What needs to be done:
Please go through the records below and return every line holding the word "Tina".

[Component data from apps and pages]

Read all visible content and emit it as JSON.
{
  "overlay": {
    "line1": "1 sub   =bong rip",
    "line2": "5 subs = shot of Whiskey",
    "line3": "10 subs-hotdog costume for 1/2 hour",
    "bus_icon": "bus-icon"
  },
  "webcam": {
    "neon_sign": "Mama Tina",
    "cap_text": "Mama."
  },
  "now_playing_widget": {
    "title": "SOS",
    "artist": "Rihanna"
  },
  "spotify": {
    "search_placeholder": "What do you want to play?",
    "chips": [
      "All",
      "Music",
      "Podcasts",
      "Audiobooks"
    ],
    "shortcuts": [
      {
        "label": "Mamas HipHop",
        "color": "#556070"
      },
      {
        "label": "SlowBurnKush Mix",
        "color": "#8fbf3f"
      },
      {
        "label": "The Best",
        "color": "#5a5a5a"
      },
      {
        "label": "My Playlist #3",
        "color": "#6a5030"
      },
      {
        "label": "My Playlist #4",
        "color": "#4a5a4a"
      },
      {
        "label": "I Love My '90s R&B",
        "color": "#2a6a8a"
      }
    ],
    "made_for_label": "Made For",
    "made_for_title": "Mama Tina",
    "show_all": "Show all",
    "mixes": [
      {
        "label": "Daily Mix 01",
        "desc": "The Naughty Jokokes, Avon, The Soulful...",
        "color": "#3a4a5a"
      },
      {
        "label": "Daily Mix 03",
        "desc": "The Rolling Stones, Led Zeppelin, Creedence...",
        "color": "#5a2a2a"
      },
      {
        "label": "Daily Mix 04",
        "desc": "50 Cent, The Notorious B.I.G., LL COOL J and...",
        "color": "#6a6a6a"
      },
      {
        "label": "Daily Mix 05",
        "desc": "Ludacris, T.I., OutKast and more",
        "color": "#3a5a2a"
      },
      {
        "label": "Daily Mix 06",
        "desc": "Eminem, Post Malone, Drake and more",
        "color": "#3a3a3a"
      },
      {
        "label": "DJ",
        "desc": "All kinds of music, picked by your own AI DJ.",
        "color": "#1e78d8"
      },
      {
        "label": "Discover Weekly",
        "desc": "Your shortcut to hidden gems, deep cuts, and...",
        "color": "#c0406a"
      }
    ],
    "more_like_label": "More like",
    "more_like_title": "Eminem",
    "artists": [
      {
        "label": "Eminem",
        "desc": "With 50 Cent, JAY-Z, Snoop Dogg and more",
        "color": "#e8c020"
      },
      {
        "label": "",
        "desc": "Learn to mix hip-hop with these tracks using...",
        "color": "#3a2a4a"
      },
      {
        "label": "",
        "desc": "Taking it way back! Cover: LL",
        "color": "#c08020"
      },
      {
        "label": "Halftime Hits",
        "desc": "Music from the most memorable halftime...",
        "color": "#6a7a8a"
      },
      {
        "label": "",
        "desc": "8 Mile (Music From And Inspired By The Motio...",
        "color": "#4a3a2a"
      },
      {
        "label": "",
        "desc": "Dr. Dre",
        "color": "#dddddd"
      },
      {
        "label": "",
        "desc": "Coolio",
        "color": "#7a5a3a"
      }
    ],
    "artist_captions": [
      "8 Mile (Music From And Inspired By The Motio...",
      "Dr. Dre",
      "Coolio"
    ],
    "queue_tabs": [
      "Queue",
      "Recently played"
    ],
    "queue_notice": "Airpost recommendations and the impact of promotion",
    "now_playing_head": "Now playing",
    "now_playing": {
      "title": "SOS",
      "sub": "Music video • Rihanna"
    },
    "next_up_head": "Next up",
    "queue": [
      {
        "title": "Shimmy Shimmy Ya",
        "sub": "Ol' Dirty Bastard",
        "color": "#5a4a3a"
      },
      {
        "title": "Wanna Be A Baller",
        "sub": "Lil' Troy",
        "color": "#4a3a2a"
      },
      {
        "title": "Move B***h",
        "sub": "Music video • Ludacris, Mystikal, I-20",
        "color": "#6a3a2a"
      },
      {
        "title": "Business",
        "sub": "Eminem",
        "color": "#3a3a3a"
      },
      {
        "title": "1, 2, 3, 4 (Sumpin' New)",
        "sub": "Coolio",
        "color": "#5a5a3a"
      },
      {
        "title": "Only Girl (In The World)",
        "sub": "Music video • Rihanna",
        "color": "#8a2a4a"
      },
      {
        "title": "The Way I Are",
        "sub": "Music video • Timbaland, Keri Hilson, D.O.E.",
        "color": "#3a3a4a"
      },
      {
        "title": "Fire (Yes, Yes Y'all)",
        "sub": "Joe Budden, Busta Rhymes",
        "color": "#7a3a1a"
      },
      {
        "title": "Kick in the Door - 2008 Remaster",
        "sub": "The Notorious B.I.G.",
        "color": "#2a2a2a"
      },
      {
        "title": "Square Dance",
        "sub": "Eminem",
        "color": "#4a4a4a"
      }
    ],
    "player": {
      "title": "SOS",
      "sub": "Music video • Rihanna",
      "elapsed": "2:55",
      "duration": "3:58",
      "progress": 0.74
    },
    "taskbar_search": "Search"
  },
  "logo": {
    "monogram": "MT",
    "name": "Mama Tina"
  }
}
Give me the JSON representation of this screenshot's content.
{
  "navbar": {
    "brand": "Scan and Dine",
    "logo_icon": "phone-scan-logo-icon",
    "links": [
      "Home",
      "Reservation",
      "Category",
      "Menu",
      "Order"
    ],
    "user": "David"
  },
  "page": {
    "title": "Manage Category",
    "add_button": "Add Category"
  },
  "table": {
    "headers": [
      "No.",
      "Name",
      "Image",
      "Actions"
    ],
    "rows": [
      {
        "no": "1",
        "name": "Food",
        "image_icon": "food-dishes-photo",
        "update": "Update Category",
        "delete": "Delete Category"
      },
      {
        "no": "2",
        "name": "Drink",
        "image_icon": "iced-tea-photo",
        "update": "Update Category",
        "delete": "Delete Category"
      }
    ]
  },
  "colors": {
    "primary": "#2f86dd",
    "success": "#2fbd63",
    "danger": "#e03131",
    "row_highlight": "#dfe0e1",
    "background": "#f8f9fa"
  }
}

The answer:
    "neon_sign": "Mama Tina",
    "made_for_title": "Mama Tina",
    "name": "Mama Tina"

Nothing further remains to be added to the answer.